We chat to Tumelo about his debut novel
This year might have come with its fair share of drama but on the bright side it has also been a year for great reads. We have been showered with words from Mohale Mashigo, Panashe Chigumadzi and Khaya Dlanga to name a few. This was also the year of the new fiction author. One such author is Tumelo Buthelezi who burst onto the literary scene earlier this year with his debut novel, The Last Sentence.
The Vaal native has always had a love for reading, this passion has resulted in him founding the Ink Gallery, a movement that promotes reading in youth.
The Last Sentence is a thriller that follows Banele, a struggling screenwriter, who has lost his inspiration and his fame after a series of unexplained events. Enter Molly, the spirit of vengeance and a young actress who met an early end after she was kidnapped and killed for ritual sacrifice- the ritual sacrifice that gave Banele his fame.
We had a chat with Tumelo about his novel, his writing process and the future of Banele and Molly.

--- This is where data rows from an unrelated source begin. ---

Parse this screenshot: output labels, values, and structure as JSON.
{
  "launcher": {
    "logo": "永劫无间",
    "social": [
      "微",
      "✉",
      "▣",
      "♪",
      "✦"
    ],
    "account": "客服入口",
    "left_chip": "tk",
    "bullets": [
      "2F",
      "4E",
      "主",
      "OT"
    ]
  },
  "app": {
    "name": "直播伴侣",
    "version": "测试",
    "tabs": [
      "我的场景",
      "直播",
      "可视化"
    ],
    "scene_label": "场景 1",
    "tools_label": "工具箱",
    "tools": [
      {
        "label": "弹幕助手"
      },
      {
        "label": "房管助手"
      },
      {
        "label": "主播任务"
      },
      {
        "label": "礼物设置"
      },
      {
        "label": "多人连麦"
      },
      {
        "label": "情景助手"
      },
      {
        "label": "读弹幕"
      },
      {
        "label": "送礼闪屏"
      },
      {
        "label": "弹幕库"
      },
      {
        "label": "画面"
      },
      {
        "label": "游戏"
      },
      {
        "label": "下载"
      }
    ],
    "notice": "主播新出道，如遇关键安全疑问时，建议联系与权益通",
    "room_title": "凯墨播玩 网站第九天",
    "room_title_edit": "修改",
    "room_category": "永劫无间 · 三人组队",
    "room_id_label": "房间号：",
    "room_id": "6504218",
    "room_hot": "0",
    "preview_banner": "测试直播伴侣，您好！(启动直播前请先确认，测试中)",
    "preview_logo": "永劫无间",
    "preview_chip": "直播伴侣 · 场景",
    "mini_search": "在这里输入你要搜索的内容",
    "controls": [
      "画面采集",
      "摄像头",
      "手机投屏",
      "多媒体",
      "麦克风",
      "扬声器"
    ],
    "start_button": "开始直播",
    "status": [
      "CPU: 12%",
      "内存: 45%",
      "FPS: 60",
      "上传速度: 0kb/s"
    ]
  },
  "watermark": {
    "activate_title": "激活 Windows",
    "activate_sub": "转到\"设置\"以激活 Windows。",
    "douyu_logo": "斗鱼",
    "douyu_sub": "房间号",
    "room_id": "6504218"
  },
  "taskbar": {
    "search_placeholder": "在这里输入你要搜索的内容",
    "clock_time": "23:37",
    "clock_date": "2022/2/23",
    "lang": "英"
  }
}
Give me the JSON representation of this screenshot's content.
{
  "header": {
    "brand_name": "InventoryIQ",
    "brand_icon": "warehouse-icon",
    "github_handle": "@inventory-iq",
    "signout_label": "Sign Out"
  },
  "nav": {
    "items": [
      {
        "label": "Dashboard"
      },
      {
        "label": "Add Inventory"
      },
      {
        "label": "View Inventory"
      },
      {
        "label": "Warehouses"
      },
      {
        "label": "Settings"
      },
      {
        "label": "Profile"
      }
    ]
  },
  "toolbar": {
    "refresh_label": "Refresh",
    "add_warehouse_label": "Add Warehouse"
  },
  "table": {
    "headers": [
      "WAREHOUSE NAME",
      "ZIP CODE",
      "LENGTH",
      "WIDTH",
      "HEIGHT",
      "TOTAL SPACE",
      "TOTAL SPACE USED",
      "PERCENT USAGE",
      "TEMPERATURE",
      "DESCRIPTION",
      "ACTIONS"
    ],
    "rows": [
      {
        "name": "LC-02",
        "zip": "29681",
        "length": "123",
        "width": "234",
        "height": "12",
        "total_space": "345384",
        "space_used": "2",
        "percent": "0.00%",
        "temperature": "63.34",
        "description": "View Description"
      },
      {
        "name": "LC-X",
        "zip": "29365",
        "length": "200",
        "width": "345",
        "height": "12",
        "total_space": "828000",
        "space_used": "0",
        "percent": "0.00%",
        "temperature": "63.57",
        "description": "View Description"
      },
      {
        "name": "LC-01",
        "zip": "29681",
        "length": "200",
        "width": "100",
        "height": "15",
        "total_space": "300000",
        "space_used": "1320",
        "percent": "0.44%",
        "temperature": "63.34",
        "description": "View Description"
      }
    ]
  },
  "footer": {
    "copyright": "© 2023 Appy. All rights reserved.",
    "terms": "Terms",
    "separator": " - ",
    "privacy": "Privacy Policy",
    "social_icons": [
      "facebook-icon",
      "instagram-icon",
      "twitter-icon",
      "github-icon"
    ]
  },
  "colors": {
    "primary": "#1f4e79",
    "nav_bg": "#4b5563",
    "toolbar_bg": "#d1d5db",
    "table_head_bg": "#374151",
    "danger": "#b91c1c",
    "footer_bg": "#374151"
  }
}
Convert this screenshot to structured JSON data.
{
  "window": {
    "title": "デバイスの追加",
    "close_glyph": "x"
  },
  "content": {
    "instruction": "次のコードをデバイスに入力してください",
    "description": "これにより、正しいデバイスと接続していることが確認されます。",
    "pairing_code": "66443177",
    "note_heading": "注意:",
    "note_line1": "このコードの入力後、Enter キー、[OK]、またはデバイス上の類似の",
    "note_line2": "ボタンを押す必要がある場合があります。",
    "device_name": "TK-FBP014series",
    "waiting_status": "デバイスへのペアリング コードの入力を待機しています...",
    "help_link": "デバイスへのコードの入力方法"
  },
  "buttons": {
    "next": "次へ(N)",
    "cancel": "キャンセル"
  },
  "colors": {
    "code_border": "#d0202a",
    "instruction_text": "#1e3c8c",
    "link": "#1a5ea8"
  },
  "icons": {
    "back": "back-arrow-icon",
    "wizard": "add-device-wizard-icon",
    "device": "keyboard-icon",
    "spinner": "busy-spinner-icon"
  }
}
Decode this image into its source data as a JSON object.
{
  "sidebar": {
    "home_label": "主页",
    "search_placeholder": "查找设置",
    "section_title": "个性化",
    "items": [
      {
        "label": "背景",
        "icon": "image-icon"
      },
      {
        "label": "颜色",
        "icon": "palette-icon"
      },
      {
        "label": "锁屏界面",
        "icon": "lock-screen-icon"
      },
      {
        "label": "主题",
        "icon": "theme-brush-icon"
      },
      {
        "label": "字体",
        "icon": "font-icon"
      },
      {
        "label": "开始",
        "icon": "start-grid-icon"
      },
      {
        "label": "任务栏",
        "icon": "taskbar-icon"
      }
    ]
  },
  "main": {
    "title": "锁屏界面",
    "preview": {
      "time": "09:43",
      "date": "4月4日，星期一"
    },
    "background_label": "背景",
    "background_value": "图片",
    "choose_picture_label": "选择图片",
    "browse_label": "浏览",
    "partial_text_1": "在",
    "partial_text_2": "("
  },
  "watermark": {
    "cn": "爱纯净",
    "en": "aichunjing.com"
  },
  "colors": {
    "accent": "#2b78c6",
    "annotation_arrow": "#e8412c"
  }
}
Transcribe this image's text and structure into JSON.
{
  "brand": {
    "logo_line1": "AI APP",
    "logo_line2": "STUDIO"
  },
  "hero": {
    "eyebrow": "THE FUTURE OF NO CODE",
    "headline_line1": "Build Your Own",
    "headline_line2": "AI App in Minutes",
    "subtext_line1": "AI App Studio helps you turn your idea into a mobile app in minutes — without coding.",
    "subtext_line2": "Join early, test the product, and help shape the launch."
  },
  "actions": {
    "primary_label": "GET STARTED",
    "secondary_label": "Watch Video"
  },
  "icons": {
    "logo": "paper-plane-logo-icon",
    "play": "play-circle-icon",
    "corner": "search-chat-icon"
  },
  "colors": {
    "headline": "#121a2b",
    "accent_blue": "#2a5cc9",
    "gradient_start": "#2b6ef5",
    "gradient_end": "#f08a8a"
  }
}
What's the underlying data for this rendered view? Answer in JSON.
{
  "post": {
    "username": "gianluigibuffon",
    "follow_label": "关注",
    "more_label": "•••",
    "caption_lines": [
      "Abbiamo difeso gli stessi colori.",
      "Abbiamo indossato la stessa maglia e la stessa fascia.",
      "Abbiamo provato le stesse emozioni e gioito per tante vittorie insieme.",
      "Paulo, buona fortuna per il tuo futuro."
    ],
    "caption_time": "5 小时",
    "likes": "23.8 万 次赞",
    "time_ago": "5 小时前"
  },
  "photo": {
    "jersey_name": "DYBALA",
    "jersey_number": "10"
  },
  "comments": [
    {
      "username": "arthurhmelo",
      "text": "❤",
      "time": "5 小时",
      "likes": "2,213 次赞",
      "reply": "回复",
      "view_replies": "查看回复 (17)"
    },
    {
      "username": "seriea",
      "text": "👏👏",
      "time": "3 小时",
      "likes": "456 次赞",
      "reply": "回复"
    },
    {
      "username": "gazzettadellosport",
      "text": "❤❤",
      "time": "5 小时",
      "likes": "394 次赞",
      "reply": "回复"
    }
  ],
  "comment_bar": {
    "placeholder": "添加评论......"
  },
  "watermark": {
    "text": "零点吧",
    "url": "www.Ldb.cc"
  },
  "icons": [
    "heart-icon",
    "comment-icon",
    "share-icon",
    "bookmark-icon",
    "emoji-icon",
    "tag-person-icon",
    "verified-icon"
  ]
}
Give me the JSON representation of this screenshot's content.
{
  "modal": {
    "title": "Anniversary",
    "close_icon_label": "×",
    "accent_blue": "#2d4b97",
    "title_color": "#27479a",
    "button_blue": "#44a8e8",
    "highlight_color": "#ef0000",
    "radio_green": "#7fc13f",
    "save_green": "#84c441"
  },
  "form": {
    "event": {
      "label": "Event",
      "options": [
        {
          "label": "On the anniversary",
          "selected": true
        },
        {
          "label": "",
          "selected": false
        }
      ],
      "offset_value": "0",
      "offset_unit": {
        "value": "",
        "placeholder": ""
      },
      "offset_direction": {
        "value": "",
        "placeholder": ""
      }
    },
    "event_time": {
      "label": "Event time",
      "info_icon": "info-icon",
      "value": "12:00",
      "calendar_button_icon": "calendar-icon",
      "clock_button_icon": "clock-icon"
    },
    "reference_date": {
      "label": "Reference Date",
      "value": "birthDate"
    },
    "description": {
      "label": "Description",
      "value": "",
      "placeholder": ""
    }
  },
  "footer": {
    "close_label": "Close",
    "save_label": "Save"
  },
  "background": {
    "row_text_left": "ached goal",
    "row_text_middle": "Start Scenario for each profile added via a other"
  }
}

This is what he had to say.
Take us through your writing process in general and more specifically your writing journey with The Last Sentence
TB: The Last Sentence is one of the many stories that I wrote in support of the Ink Gallery. It’s unique structure was born from my love for scripts (screen and stage). I wanted to feature this component of writing in my first book to come out of the gate swinging with a special debut, and make an impression that will be hard to compare to anything that was or will be in the market. As soon as I finished the manuscript I placed it on the desk of a publisher ( shout out to Black Bird Books) who believed in it and committed resources to turning it into the product you see today.
The story is very gripping and colourful with twists and turns that are unexpected. What inspired the plot?
TB: I had already written some other projects, but none of them really felt like the best way to officially introduce my work to the world. So, when I was going through my personal archives searching for ideas that needed to be further developed, I found these two scripts I had written a while back and immediately understood that I was going to struggle to get them published. That’s when I decided to create a new layer around them; an atmosphere that became the story of Bandile Ndala, a once-successful scriptwriter who now struggles
with substance abuse, anxiety and depression. Gradually losing
his grip on reality. One day he wakes up in a hotel room at the Cariba Inn with a sultry temptress. Holding him hostage. Forcing him to write his Last Sentence. Sounds easy enough doesn’t it? But not to Bandile for he was given a few days to write something that would save his life.
Do you see yourself in any of the characters?
TB: Remove all the dense layers Bandile Ndala is dressed in and you will see a part of me in him. I also know a thing or two about losing the things that meant everything to me and having to start over.
Let’s talk about Molly, how do you want her to be seen by the audience?
TB: Molly is my most unapologetic response to violence against women and children. She’s a young lady who fell victim to the greed of men with little to no regard for human life. Just like Molly, the victims of fatal violence must have had dreams and goals they wanted to pursue before the merciless hands of their perpetrators took their lives. So I included her in the book for the reader to decide if they agree with her sense of justice or not.
What are the three words that you would use to describe The Last Sentence?
TB: Unique. Suspenseful. Dark
What are you hoping the reader walks away with after reading your book?
TB: Readers will reach the back cover entertained and begging for more. But most importantly, I hope they would pick up one of the main themes in the book… Depression. Start discussing the importance of mental health. It affects a lot of people and needs serious attention.
Can we expect a sequel?
TB: (Malevolent grin) You haven’t seen the Last of Molly or Bandile
What are you plans for the future?
TB: Promote the book and try to strike a movie deal (crossing fingers). Publish a few more novels. Spread the influence of the Ink Gallery movement.